At a time when three young universities are struggling to run owing to a lack of resources, the government has started work to announce four more varsities, only to fulfill vested interests of political parties.
Along with the Higher Education bill, two other bills to establish Rajarshi Janak (RJ) and Nepalgunj University are set to be presented to the parliament shortly while two more bills for setting up Madan Bhandari Polytechnic (MBP) and Birgunj University are in the pipeline. The Nepali Congress, at the behest of its leader Bimalendra Nidhi, has been pressing for the RJ University. While the CPN-UML has taken the MBP as a precondition to passing the other bills, Madhes-based parties have strongly stood by the Birgunj University. Once the bills are passed by the House, the country will have 12 universities.
The much-hyped Higher Education Act, which envisions better organising the existing universities and setting criteria for newcomers, was expected to get a nod first. But it has been receiving cold responses from parties that want universities of their choice adopted before the Act. Once the law is enforced, establishing new universities will be tougher. Therefore, all the leaders and their supporters are desperate to get their bills through the legislature first, according to educationists.

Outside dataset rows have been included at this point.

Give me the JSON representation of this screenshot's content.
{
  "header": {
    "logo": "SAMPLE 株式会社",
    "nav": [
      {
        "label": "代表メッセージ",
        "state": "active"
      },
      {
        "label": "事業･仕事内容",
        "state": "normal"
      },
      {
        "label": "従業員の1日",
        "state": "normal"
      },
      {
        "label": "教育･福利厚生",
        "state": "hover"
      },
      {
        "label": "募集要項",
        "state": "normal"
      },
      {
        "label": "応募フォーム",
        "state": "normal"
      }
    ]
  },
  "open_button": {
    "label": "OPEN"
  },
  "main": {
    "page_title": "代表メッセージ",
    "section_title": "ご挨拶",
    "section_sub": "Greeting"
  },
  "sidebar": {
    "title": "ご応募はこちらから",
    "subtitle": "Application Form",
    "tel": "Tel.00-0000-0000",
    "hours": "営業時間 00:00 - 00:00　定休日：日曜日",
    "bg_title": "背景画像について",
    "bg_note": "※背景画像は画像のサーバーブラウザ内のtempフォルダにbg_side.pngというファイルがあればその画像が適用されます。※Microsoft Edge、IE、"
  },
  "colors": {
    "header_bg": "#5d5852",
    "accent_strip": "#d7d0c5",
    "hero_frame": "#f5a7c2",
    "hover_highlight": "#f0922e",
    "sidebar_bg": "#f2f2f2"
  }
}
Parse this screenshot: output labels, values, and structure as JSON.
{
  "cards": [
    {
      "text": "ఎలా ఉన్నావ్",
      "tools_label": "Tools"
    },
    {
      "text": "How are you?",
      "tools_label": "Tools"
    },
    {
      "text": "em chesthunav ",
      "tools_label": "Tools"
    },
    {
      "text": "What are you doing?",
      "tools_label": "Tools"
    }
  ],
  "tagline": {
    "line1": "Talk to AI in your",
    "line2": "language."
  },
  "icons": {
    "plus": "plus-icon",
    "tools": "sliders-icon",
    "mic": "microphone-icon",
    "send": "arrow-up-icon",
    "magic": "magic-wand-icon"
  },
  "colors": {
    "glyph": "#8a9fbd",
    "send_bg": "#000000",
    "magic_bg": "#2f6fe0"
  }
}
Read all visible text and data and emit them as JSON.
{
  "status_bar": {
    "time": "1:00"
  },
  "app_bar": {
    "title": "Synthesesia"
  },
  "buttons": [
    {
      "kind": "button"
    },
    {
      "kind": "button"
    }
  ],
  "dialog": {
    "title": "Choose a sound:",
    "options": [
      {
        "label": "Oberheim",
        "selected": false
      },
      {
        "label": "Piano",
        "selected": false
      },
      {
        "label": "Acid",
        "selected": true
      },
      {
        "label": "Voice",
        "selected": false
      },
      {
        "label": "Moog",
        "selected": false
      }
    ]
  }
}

According to Mana Prasad Wagle, who recently announced his resignation as a dean of Kathmandu University, political parties were trying only to appease their vote banks by setting up the universities, no matter whether they are needed or whether there are adequate physical and academic capabilities to sustain them. “Products of political interests, the new universities do not serve academic needs,” he said.
Tirtha Khaniya, former member of the National Planning Commission (NPC) and an educationist, said the new—three established last year and the newly proposed four—universities are not distributed geographically. As all of them will be in Tarai districts bordering India, their location can have negative impacts on ecology and demography in future. “As this will fuel migration to the Tarai, a conflict can erupt there,” he added, citing the example of Kirtipur, Kathmandu, where rapid migration of students from across the country has displaced local Newars.
A study undertaken by Khaniya while he was at the NPC shows that around two-thirds—64.48 percent—university students are from the hilly region, a factor why all of the institutions should not be concentrated in the southern plains.
Experts say infrastructure, sustenance, academic environment and location must be studied before deciding to open a university.
Prithvi Narayan Campus, Pokhara, has more than 14,000 students but attempts are being made to turn the Mahendra Multiple Campus, Nepalgunj, which does not attract many students, into a university. According to the University Grants Commission, around 380,000 students are enrolled in around 1,000 constituent and affiliated colleges of six universities.
(Source: The Kathmandu Post, News by Binod Ghimire)